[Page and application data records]
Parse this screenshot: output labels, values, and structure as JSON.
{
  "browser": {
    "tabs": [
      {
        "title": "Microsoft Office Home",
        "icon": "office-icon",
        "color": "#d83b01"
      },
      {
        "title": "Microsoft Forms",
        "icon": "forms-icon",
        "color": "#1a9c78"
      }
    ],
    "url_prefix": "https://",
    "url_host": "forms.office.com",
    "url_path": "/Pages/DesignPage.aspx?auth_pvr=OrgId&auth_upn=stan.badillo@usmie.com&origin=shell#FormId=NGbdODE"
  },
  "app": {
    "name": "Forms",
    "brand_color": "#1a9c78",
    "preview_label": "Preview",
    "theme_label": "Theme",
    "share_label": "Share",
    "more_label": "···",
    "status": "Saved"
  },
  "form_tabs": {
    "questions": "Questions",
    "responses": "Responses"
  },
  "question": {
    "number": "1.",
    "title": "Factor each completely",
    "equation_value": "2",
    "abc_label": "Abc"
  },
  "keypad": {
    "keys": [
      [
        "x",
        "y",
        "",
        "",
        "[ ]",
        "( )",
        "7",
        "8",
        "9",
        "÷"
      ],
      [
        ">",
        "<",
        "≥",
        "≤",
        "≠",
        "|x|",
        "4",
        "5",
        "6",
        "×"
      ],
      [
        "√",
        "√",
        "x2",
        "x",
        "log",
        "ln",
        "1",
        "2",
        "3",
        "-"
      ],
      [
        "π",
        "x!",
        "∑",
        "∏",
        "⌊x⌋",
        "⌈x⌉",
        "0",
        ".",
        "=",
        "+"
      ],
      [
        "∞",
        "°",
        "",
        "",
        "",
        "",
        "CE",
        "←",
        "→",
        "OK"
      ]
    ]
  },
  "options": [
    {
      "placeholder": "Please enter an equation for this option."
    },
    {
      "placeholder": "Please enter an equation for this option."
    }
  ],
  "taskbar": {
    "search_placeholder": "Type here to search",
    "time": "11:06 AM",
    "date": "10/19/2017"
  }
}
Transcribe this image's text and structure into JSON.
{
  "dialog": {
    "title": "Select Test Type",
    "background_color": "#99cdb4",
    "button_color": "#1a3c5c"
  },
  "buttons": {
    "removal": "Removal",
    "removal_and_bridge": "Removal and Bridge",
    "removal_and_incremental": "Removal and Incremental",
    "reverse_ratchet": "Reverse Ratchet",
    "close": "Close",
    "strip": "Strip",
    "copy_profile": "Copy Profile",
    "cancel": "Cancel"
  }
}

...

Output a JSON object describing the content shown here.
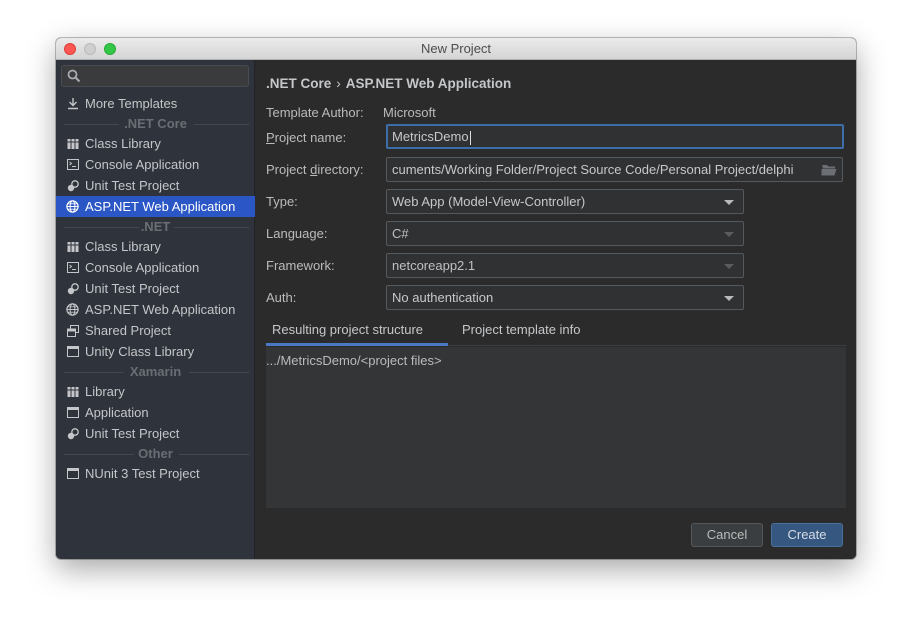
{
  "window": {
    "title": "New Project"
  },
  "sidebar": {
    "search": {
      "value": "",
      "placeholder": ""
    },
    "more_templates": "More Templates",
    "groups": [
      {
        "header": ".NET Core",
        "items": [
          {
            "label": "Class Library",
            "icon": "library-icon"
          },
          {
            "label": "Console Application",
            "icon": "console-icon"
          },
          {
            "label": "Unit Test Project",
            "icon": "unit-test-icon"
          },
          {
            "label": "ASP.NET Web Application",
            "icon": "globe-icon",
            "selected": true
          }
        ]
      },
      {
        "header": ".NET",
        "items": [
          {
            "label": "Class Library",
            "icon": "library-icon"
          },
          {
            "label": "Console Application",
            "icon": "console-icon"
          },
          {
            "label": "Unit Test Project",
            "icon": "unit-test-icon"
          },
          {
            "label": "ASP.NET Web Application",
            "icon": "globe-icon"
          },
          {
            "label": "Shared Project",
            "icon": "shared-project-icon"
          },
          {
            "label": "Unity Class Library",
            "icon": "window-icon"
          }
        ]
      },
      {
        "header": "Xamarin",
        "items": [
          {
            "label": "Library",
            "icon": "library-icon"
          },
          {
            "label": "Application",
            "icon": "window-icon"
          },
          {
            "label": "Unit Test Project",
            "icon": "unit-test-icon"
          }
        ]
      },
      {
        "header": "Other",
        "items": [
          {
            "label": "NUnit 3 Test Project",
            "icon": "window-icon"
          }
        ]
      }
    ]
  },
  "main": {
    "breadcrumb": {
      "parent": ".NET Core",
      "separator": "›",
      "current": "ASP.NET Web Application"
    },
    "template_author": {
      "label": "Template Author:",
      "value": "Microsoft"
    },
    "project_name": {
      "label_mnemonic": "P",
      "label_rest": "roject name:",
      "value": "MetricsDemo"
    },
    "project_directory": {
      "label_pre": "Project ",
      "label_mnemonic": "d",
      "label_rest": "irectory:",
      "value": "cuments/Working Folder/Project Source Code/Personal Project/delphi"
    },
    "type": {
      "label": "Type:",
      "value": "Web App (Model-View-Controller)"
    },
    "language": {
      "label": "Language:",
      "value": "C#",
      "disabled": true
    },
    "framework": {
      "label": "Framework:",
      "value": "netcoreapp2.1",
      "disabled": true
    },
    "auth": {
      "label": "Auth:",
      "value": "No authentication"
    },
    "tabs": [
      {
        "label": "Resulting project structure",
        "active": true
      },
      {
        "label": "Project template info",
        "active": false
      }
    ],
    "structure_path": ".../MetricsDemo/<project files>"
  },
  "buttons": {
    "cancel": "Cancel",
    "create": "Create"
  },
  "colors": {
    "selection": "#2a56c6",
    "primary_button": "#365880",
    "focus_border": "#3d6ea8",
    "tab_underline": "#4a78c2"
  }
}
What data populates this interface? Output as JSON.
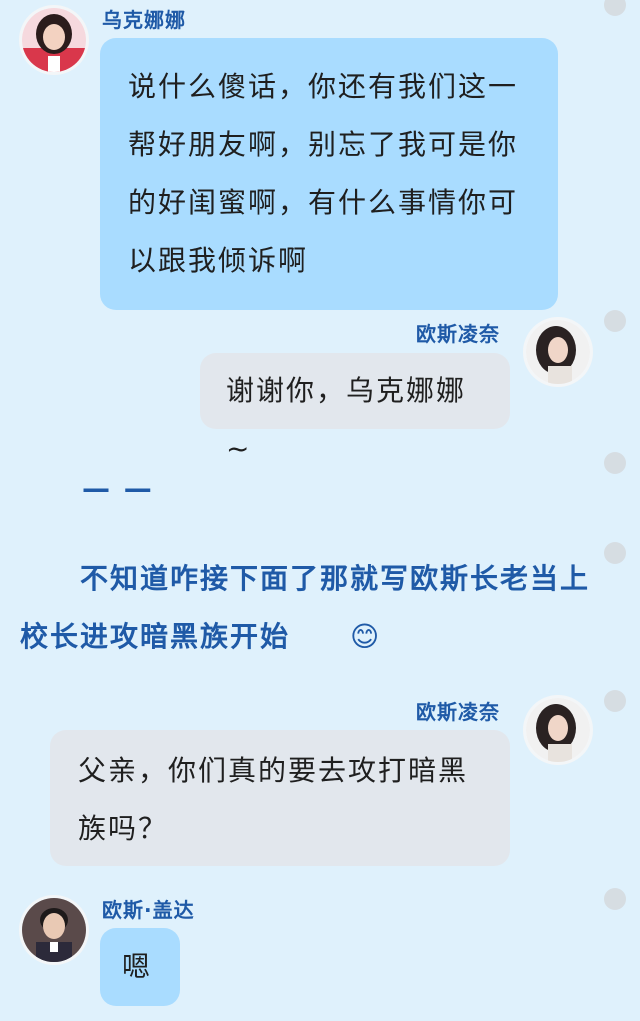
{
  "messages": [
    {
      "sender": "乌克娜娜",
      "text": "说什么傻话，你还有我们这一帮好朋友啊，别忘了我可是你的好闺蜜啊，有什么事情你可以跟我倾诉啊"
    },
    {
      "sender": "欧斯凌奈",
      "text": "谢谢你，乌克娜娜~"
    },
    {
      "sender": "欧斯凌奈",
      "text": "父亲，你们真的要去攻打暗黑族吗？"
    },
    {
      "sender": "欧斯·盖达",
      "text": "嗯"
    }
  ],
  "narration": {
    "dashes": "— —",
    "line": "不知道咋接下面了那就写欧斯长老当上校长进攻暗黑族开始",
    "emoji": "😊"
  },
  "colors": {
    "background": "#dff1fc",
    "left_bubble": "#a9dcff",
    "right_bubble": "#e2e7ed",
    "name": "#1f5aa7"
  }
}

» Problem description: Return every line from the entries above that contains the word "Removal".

» Solution to this exercise:
    "removal": "Removal",
    "removal_and_bridge": "Removal and Bridge",
    "removal_and_incremental": "Removal and Incremental",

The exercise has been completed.